--- START ---
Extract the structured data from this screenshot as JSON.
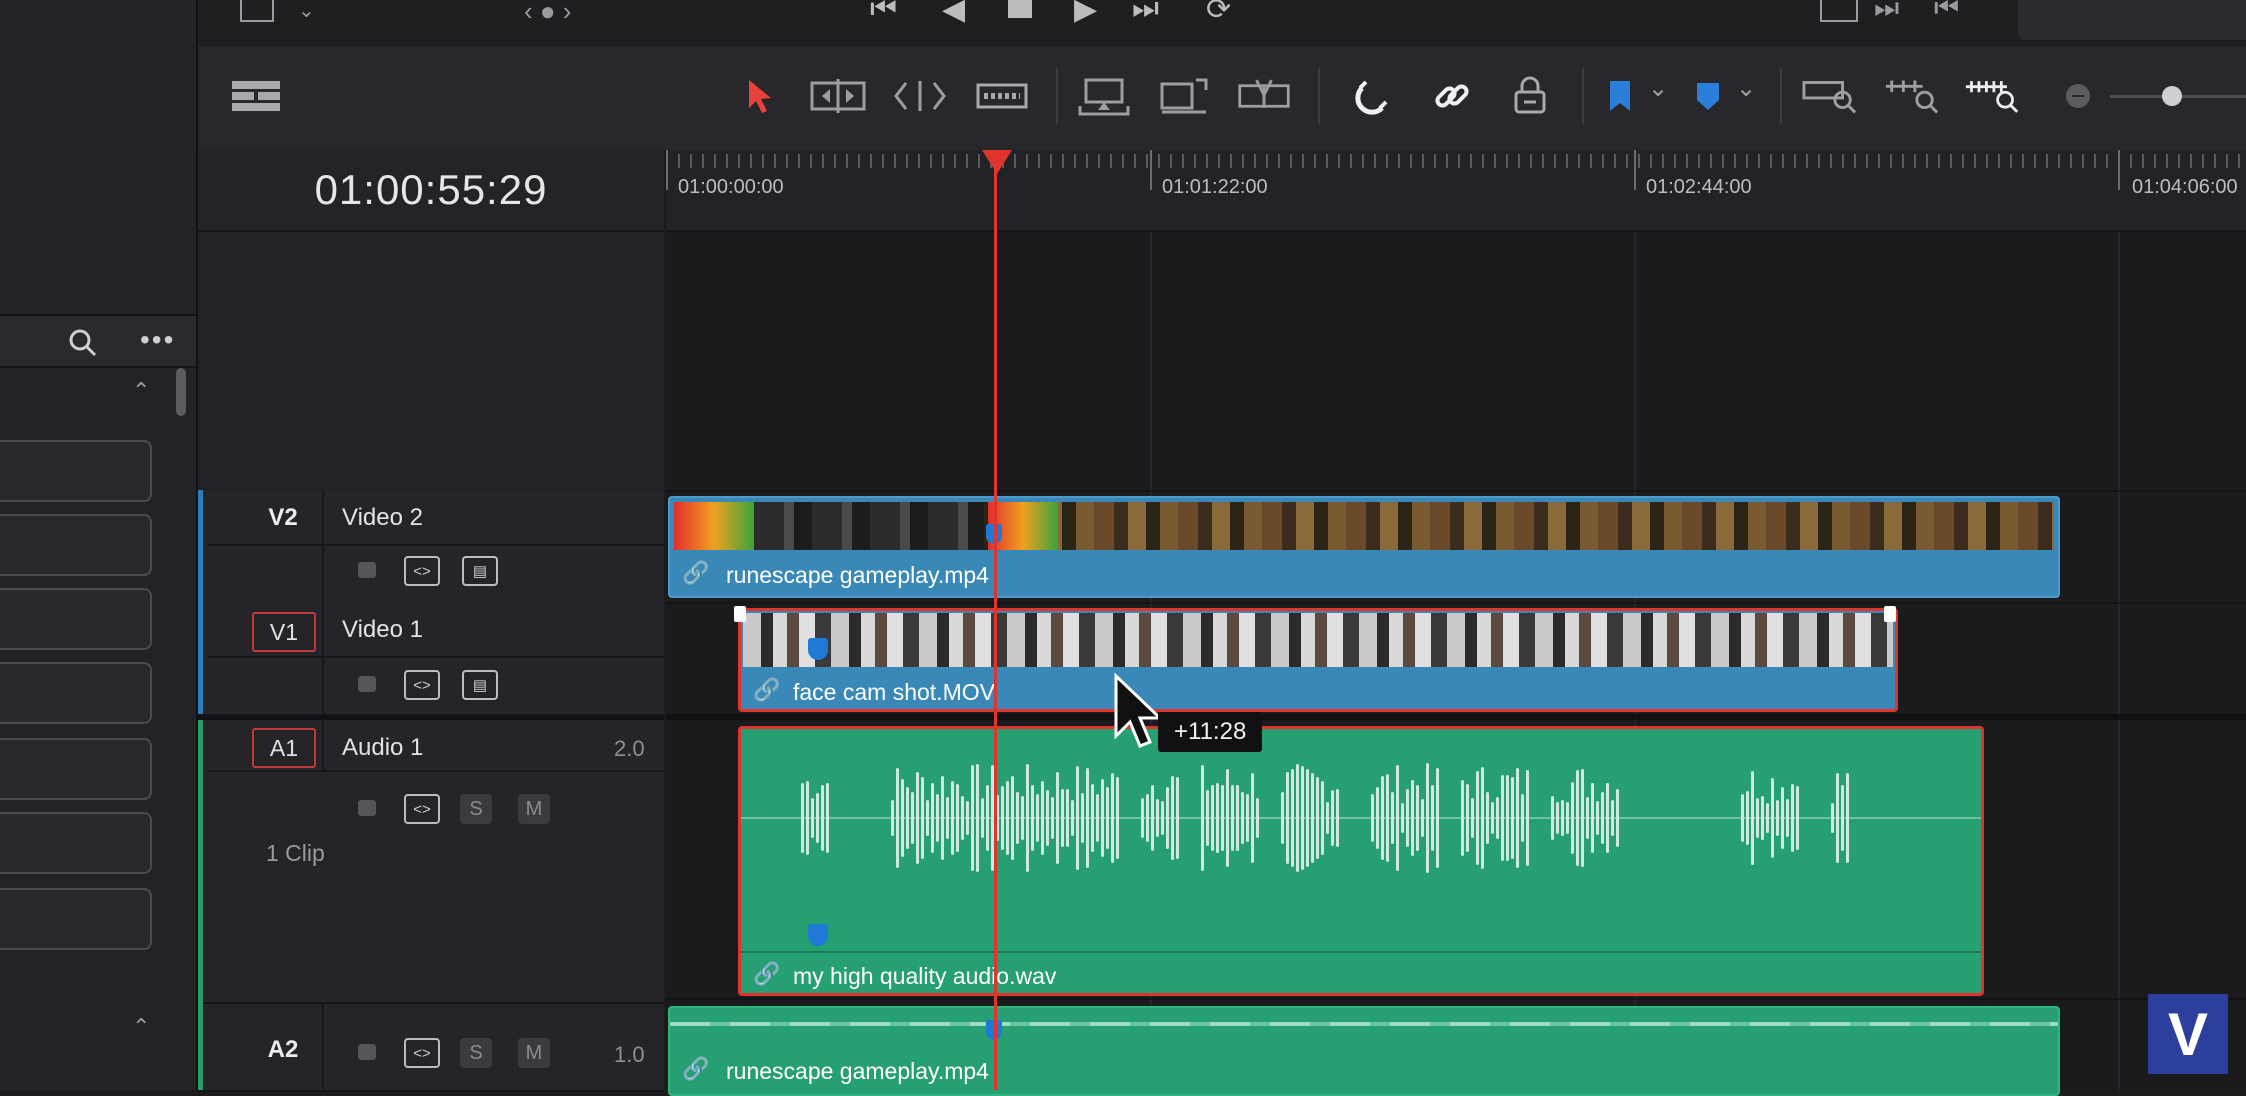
{
  "timecode": "01:00:55:29",
  "ruler_labels": [
    "01:00:00:00",
    "01:01:22:00",
    "01:02:44:00",
    "01:04:06:00"
  ],
  "tracks": {
    "v2": {
      "id": "V2",
      "name": "Video 2"
    },
    "v1": {
      "id": "V1",
      "name": "Video 1"
    },
    "a1": {
      "id": "A1",
      "name": "Audio 1",
      "level": "2.0",
      "clips": "1 Clip",
      "solo": "S",
      "mute": "M"
    },
    "a2": {
      "id": "A2",
      "level": "1.0",
      "solo": "S",
      "mute": "M"
    }
  },
  "clips": {
    "v2_clip": "runescape gameplay.mp4",
    "v1_clip": "face cam shot.MOV",
    "a1_clip": "my high quality audio.wav",
    "a2_clip": "runescape gameplay.mp4"
  },
  "drag_tooltip": "+11:28",
  "watermark": "V",
  "colors": {
    "playhead": "#e0342c",
    "video_clip": "#3a88b8",
    "audio_clip": "#26a072",
    "selection": "#e0342c",
    "marker": "#1e7ad6"
  },
  "icons": [
    "selection-arrow-icon",
    "trim-edit-icon",
    "dynamic-trim-icon",
    "blade-edit-icon",
    "insert-clip-icon",
    "overwrite-clip-icon",
    "replace-clip-icon",
    "snapping-icon",
    "linked-selection-icon",
    "position-lock-icon",
    "flag-icon",
    "marker-icon",
    "zoom-full-icon",
    "zoom-detail-icon",
    "zoom-custom-icon",
    "zoom-out-icon"
  ]
}
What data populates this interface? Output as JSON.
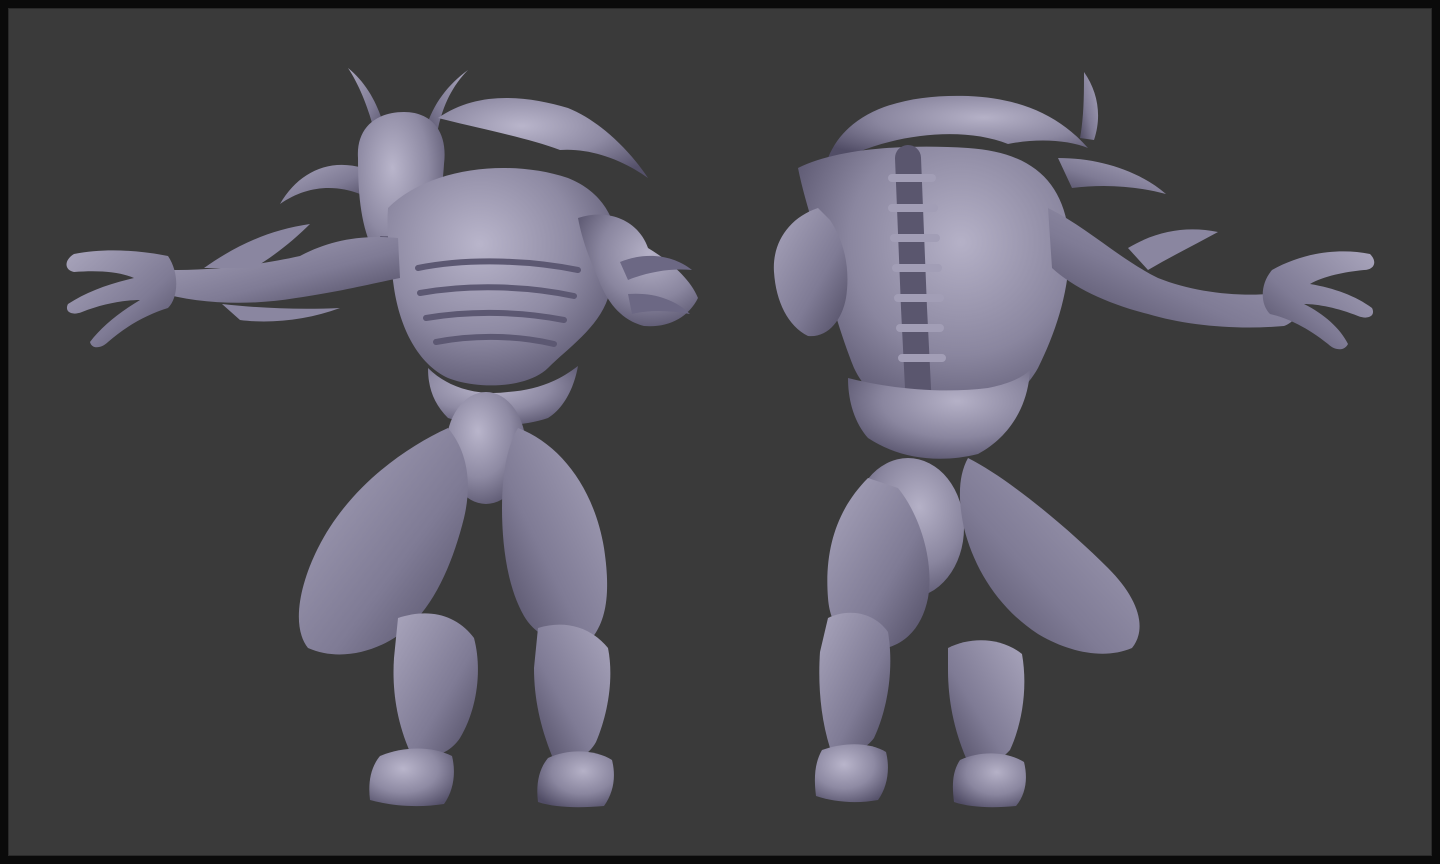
{
  "viewport": {
    "background_color": "#3a3a3a",
    "border_color": "#0a0a0a"
  },
  "model": {
    "material_color": "#8e8aa3",
    "shadow_color": "#4e4a5e",
    "highlight_color": "#b7b3c9",
    "views": [
      {
        "name": "front-view"
      },
      {
        "name": "back-view"
      }
    ]
  }
}
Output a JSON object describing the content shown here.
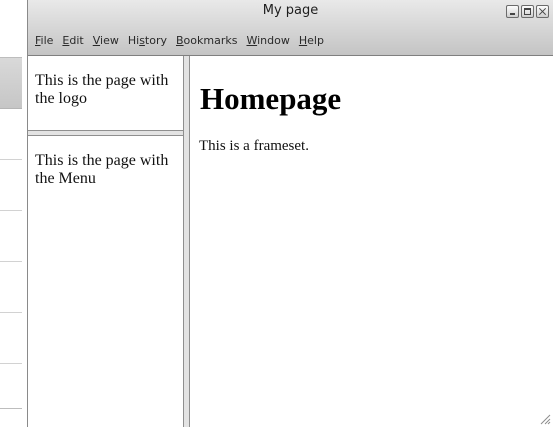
{
  "window": {
    "title": "My page"
  },
  "menu": [
    {
      "label": "File",
      "mnemonic": "F",
      "rest": "ile"
    },
    {
      "label": "Edit",
      "mnemonic": "E",
      "rest": "dit"
    },
    {
      "label": "View",
      "mnemonic": "V",
      "rest": "iew"
    },
    {
      "label": "History",
      "mnemonic": "",
      "pre": "Hi",
      "u": "s",
      "post": "tory"
    },
    {
      "label": "Bookmarks",
      "mnemonic": "B",
      "rest": "ookmarks"
    },
    {
      "label": "Window",
      "mnemonic": "W",
      "rest": "indow"
    },
    {
      "label": "Help",
      "mnemonic": "H",
      "rest": "elp"
    }
  ],
  "frames": {
    "logo_text": "This is the page with the logo",
    "menu_text": "This is the page with the Menu",
    "main_heading": "Homepage",
    "main_paragraph": "This is a frameset."
  },
  "icons": {
    "minimize": "minimize-icon",
    "maximize": "maximize-icon",
    "close": "close-icon",
    "resize": "resize-grip-icon"
  }
}
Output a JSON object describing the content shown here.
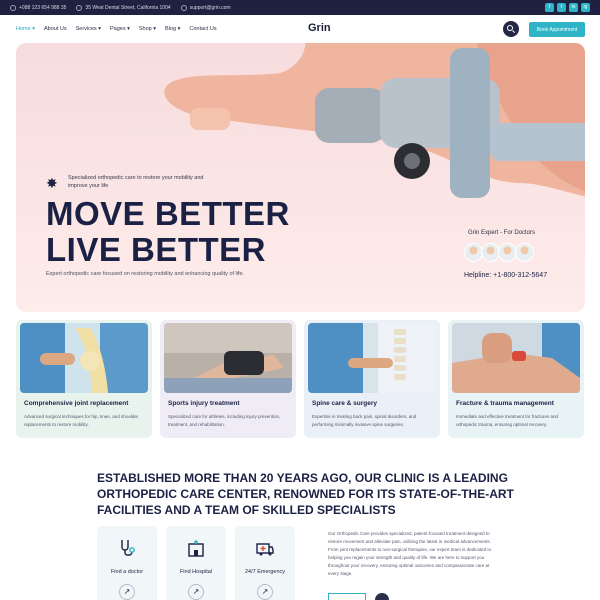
{
  "topbar": {
    "phone": "+088 123 654 988 35",
    "address": "35 West Dental Street, California 1004",
    "email": "support@grin.com",
    "social": [
      "f",
      "t",
      "in",
      "ig"
    ]
  },
  "nav": {
    "logo": "Grin",
    "menu": [
      "Home",
      "About Us",
      "Services",
      "Pages",
      "Shop",
      "Blog",
      "Contact Us"
    ],
    "appointment_label": "Book Appointment"
  },
  "hero": {
    "tagline": "Specialized orthopedic care to restore your mobility and improve your life",
    "headline_line1": "MOVE BETTER",
    "headline_line2": "LIVE BETTER",
    "description": "Expert orthopedic care focused on restoring mobility and enhancing quality of life.",
    "expert_label": "Grin Expert - For Doctors",
    "helpline": "Helpline: +1-800-312-5647"
  },
  "cards": [
    {
      "title": "Comprehensive joint replacement",
      "desc": "Advanced surgical techniques for hip, knee, and shoulder replacements to restore mobility.",
      "bg": "#e9f3ee"
    },
    {
      "title": "Sports injury treatment",
      "desc": "Specialized care for athletes, including injury prevention, treatment, and rehabilitation.",
      "bg": "#f0ecf6"
    },
    {
      "title": "Spine care & surgery",
      "desc": "Expertise in treating back pain, spinal disorders, and performing minimally invasive spine surgeries.",
      "bg": "#eaf0f7"
    },
    {
      "title": "Fracture & trauma management",
      "desc": "Immediate and effective treatment for fractures and orthopedic trauma, ensuring optimal recovery.",
      "bg": "#e8f3f6"
    }
  ],
  "established": "ESTABLISHED MORE THAN 20 YEARS AGO, OUR CLINIC IS A LEADING ORTHOPEDIC CARE CENTER, RENOWNED FOR ITS STATE-OF-THE-ART FACILITIES AND A TEAM OF SKILLED SPECIALISTS",
  "features": [
    {
      "label": "Find a doctor",
      "icon": "stethoscope-icon"
    },
    {
      "label": "Find Hospital",
      "icon": "hospital-icon"
    },
    {
      "label": "24/7 Emergency",
      "icon": "ambulance-icon"
    }
  ],
  "about_text": "Our Orthopedic Care provides specialized, patient-focused treatment designed to restore movement and alleviate pain, utilizing the latest in medical advancements. From joint replacements to non-surgical therapies, our expert team is dedicated to helping you regain your strength and quality of life. We are here to support you throughout your recovery, ensuring optimal outcomes and compassionate care at every stage.",
  "colors": {
    "accent": "#2fb3c6",
    "dark": "#1b2145",
    "topbar": "#1e2140"
  }
}
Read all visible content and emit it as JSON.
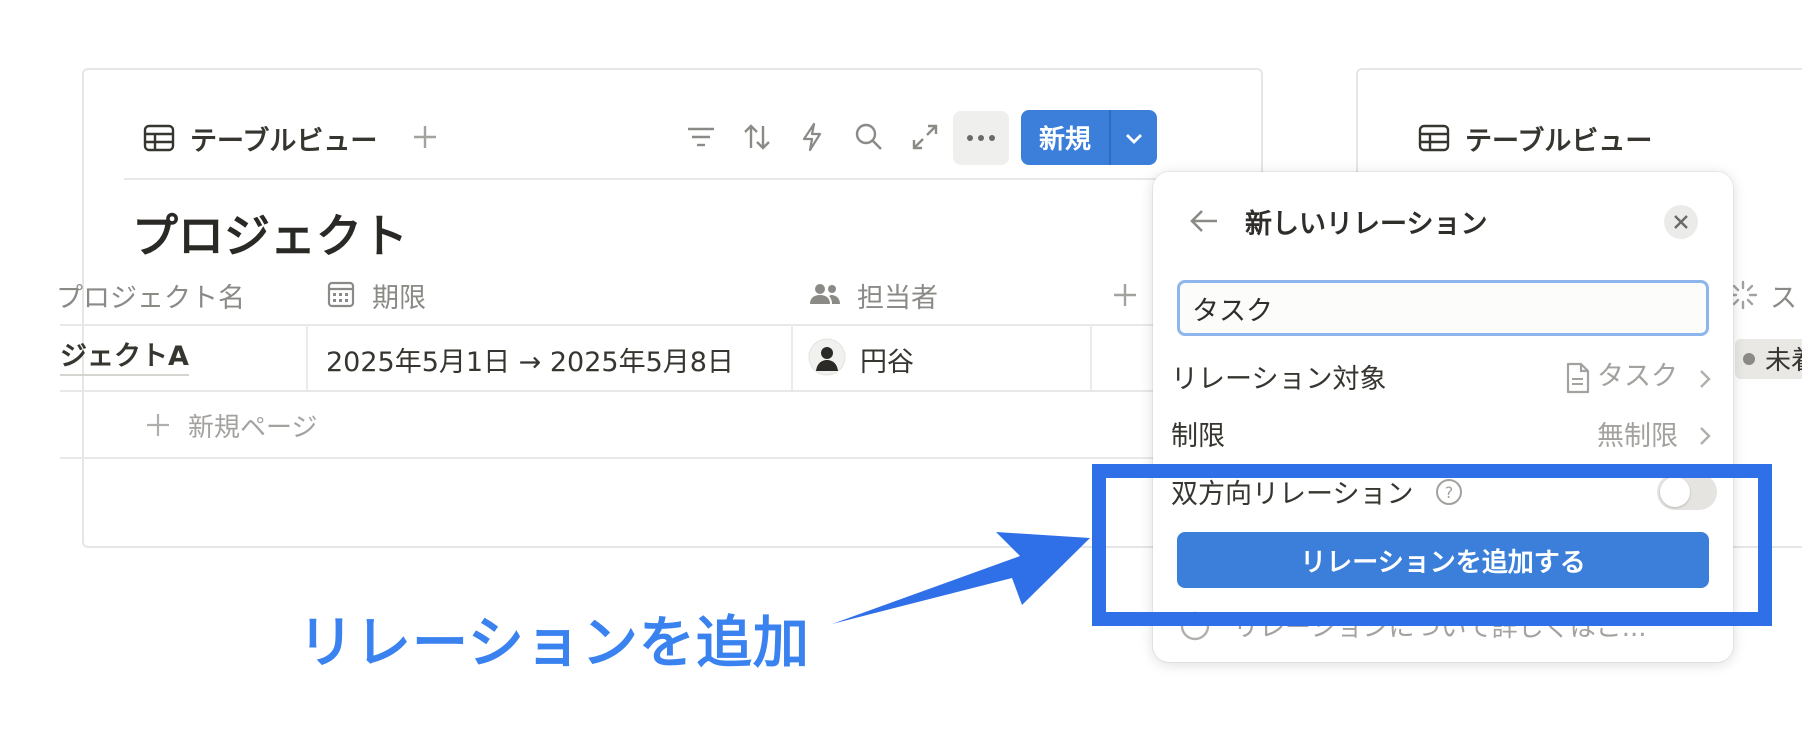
{
  "left_panel": {
    "view_tab_label": "テーブルビュー",
    "new_button_label": "新規",
    "database_title": "プロジェクト",
    "columns": [
      {
        "label": "プロジェクト名",
        "icon": "text-icon"
      },
      {
        "label": "期限",
        "icon": "calendar-icon"
      },
      {
        "label": "担当者",
        "icon": "people-icon"
      }
    ],
    "row": {
      "name": "ジェクトA",
      "deadline": "2025年5月1日 → 2025年5月8日",
      "assignee": "円谷"
    },
    "new_page_label": "新規ページ"
  },
  "right_panel": {
    "view_tab_label": "テーブルビュー",
    "partial_column_label": "ス",
    "partial_status_label": "未着"
  },
  "popover": {
    "title": "新しいリレーション",
    "search_value": "タスク",
    "relation_target_label": "リレーション対象",
    "relation_target_value": "タスク",
    "limit_label": "制限",
    "limit_value": "無制限",
    "two_way_label": "双方向リレーション",
    "two_way_enabled": false,
    "add_button_label": "リレーションを追加する",
    "learn_more_label": "リレーションについて詳しくはこ..."
  },
  "annotation": {
    "callout_text": "リレーションを追加",
    "color": "#2f6fe8"
  },
  "colors": {
    "accent": "#3b7fdb",
    "text": "#37352f",
    "muted": "#8b8a86"
  }
}
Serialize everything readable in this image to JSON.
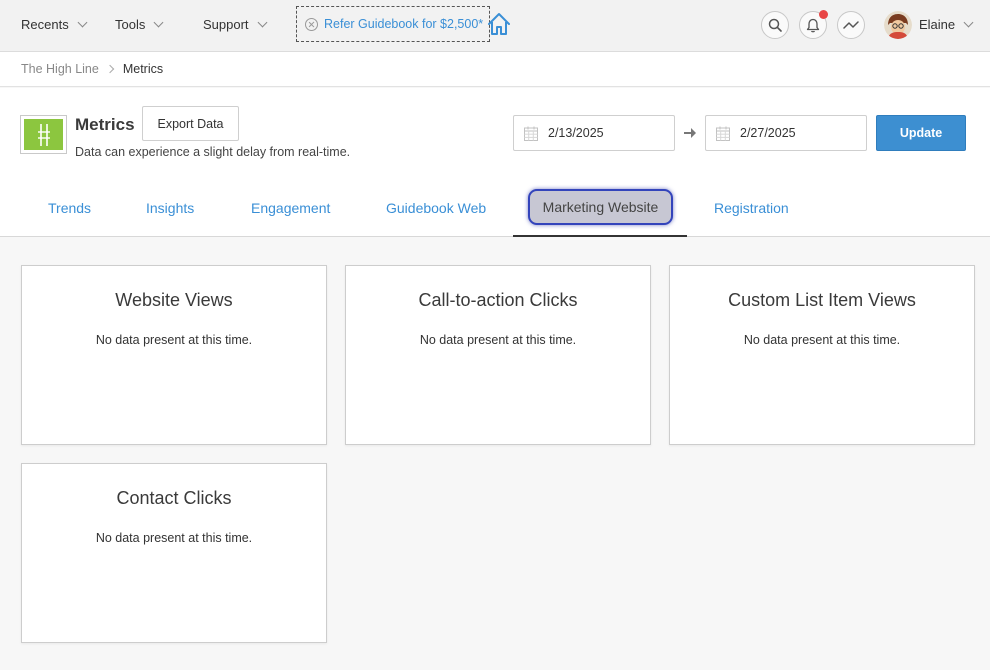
{
  "topbar": {
    "nav": [
      {
        "label": "Recents"
      },
      {
        "label": "Tools"
      },
      {
        "label": "Support"
      }
    ],
    "refer_label": "Refer Guidebook for $2,500*",
    "user_name": "Elaine",
    "icons": [
      "search-icon",
      "bell-icon",
      "activity-icon",
      "home-icon",
      "close-icon"
    ],
    "notification_color": "#e84545"
  },
  "breadcrumb": {
    "parent": "The High Line",
    "current": "Metrics"
  },
  "header": {
    "title": "Metrics",
    "export_label": "Export Data",
    "subtitle": "Data can experience a slight delay from real-time.",
    "start_date": "2/13/2025",
    "end_date": "2/27/2025",
    "update_label": "Update",
    "accent_color": "#3d8fd1",
    "logo_color": "#8cc63f"
  },
  "tabs": [
    {
      "label": "Trends"
    },
    {
      "label": "Insights"
    },
    {
      "label": "Engagement"
    },
    {
      "label": "Guidebook Web"
    },
    {
      "label": "Marketing Website",
      "active": true
    },
    {
      "label": "Registration"
    }
  ],
  "cards": [
    {
      "title": "Website Views",
      "message": "No data present at this time."
    },
    {
      "title": "Call-to-action Clicks",
      "message": "No data present at this time."
    },
    {
      "title": "Custom List Item Views",
      "message": "No data present at this time."
    },
    {
      "title": "Contact Clicks",
      "message": "No data present at this time."
    }
  ]
}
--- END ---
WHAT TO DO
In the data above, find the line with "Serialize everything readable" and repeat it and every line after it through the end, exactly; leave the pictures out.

EXERCISE RESULT
Serialize everything readable in this image to JSON.
{
  "topbar": {
    "nav": [
      {
        "label": "Recents"
      },
      {
        "label": "Tools"
      },
      {
        "label": "Support"
      }
    ],
    "refer_label": "Refer Guidebook for $2,500*",
    "user_name": "Elaine",
    "icons": [
      "search-icon",
      "bell-icon",
      "activity-icon",
      "home-icon",
      "close-icon"
    ],
    "notification_color": "#e84545"
  },
  "breadcrumb": {
    "parent": "The High Line",
    "current": "Metrics"
  },
  "header": {
    "title": "Metrics",
    "export_label": "Export Data",
    "subtitle": "Data can experience a slight delay from real-time.",
    "start_date": "2/13/2025",
    "end_date": "2/27/2025",
    "update_label": "Update",
    "accent_color": "#3d8fd1",
    "logo_color": "#8cc63f"
  },
  "tabs": [
    {
      "label": "Trends"
    },
    {
      "label": "Insights"
    },
    {
      "label": "Engagement"
    },
    {
      "label": "Guidebook Web"
    },
    {
      "label": "Marketing Website",
      "active": true
    },
    {
      "label": "Registration"
    }
  ],
  "cards": [
    {
      "title": "Website Views",
      "message": "No data present at this time."
    },
    {
      "title": "Call-to-action Clicks",
      "message": "No data present at this time."
    },
    {
      "title": "Custom List Item Views",
      "message": "No data present at this time."
    },
    {
      "title": "Contact Clicks",
      "message": "No data present at this time."
    }
  ]
}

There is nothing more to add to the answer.